With the arrival of a new year, many people have committed themselves to two resolutions: losing weight and eating healthier foods.
Jill Spangler, a registered dietician and exercise expert at the Howard Long Wellness Center of Wheeling Hospital, believes the new year offers a fresh start for those who overindulged during the holiday season.
"People want to turn over a new leaf," Spangler said of the appeal of resolutions.
Photo by Rebecca Olsavsky
Jill Spangler, a registered dietician and exercise expert at the Howard Long Wellness Center of Wheeling Hospital, said the new year provides people with a fresh start for healthy eating and exercise.
Emphasizing that the hardest part is simply getting started, Spangler said having a friend with whom to exercise encourages accountability. To monitor healthy eating, food journals can promote personal accountability and are a record of meal choices.
She warned against rushing the process and reminded individuals not to focus on losing weight too fast, as those who do so often gain it back just as quickly.
"Take it slow," Spangler said. "Every day make it a little more challenging."
Referencing healthy eating and exercise misconceptions, Spangler explained that diet soda, despite not containing calories, still contains a sugar substitute that research shows can cause further sugar cravings. She added that, for those who think only a lengthy exercise routine produces results, even taking 10 to 15 minutes to stretch or march in place can stimulate mood-boosting endorphines.
"Every little bit is better than no exercise at all," Spangler said.
At the Howard Long Wellness Center, Spangler provides medical nutrition therapy to patients and instructs some classes. Classes offered at the center include zumba, water aerobics, and pilates, among others.
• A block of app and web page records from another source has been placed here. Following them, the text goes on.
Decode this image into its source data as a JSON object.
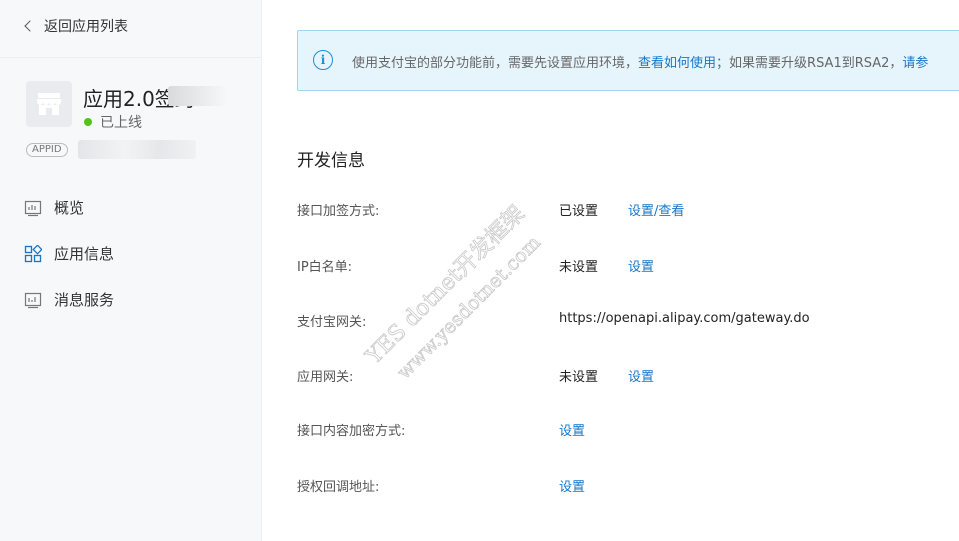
{
  "sidebar": {
    "back_label": "返回应用列表",
    "app_name": "应用2.0签约",
    "app_status": "已上线",
    "appid_tag": "APPID",
    "nav": [
      {
        "label": "概览",
        "icon": "chart-icon"
      },
      {
        "label": "应用信息",
        "icon": "grid-icon"
      },
      {
        "label": "消息服务",
        "icon": "message-chart-icon"
      }
    ]
  },
  "notice": {
    "text_prefix": "使用支付宝的部分功能前，需要先设置应用环境，",
    "link1": "查看如何使用",
    "text_middle": "；如果需要升级RSA1到RSA2，",
    "link2": "请参"
  },
  "dev_info": {
    "title": "开发信息",
    "rows": [
      {
        "label": "接口加签方式:",
        "value": "已设置",
        "link": "设置/查看"
      },
      {
        "label": "IP白名单:",
        "value": "未设置",
        "link": "设置"
      },
      {
        "label": "支付宝网关:",
        "value": "https://openapi.alipay.com/gateway.do",
        "link": ""
      },
      {
        "label": "应用网关:",
        "value": "未设置",
        "link": "设置"
      },
      {
        "label": "接口内容加密方式:",
        "value": "",
        "link": "设置"
      },
      {
        "label": "授权回调地址:",
        "value": "",
        "link": "设置"
      }
    ]
  },
  "watermark": {
    "line1": "YES dotnet开发框架",
    "line2": "www.yesdotnet.com"
  },
  "colors": {
    "accent": "#1677c9",
    "online": "#52c41a",
    "notice_bg": "#e6f4fc"
  }
}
She said the center has been signing up a lot of new memberships recently.
Spangler explained individuals should "take 'can't' out of their vocabulary" when approaching a healthy lifestyle change.
"We can give them the tools," Spangler said. "It's a matter of people taking it upon themselves to make [a lifestyle change] happen. A lot of patients want immediate results. It takes time."
The Centers for Disease Control and Prevention noted even a loss of five to 10 percent of body weight can decrease risk factors for chronic diseases related to obesity.